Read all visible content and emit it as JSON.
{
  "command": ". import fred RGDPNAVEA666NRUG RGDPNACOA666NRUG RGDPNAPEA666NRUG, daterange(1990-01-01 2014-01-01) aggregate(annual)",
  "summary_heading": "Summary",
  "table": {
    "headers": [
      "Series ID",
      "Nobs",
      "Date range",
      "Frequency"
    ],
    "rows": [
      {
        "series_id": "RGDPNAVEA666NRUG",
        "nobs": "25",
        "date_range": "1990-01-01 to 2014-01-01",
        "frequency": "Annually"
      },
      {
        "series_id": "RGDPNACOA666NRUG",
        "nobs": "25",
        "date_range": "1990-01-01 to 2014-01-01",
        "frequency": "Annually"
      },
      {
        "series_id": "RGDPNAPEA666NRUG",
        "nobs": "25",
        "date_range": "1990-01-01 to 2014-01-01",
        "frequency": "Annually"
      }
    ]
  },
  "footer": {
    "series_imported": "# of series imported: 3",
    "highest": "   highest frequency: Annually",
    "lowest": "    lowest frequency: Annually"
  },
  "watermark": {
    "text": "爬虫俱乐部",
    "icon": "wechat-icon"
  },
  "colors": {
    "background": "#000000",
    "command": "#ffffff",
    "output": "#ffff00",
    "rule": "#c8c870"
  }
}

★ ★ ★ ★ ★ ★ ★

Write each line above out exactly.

Read all visible content and emit it as JSON.
{
  "command": ". import fred RGDPNAVEA666NRUG RGDPNACOA666NRUG RGDPNAPEA666NRUG, daterange(1990-01-01 2014-01-01) aggregate(annual)",
  "summary_heading": "Summary",
  "table": {
    "headers": [
      "Series ID",
      "Nobs",
      "Date range",
      "Frequency"
    ],
    "rows": [
      {
        "series_id": "RGDPNAVEA666NRUG",
        "nobs": "25",
        "date_range": "1990-01-01 to 2014-01-01",
        "frequency": "Annually"
      },
      {
        "series_id": "RGDPNACOA666NRUG",
        "nobs": "25",
        "date_range": "1990-01-01 to 2014-01-01",
        "frequency": "Annually"
      },
      {
        "series_id": "RGDPNAPEA666NRUG",
        "nobs": "25",
        "date_range": "1990-01-01 to 2014-01-01",
        "frequency": "Annually"
      }
    ]
  },
  "footer": {
    "series_imported": "# of series imported: 3",
    "highest": "   highest frequency: Annually",
    "lowest": "    lowest frequency: Annually"
  },
  "watermark": {
    "text": "爬虫俱乐部",
    "icon": "wechat-icon"
  },
  "colors": {
    "background": "#000000",
    "command": "#ffffff",
    "output": "#ffff00",
    "rule": "#c8c870"
  }
}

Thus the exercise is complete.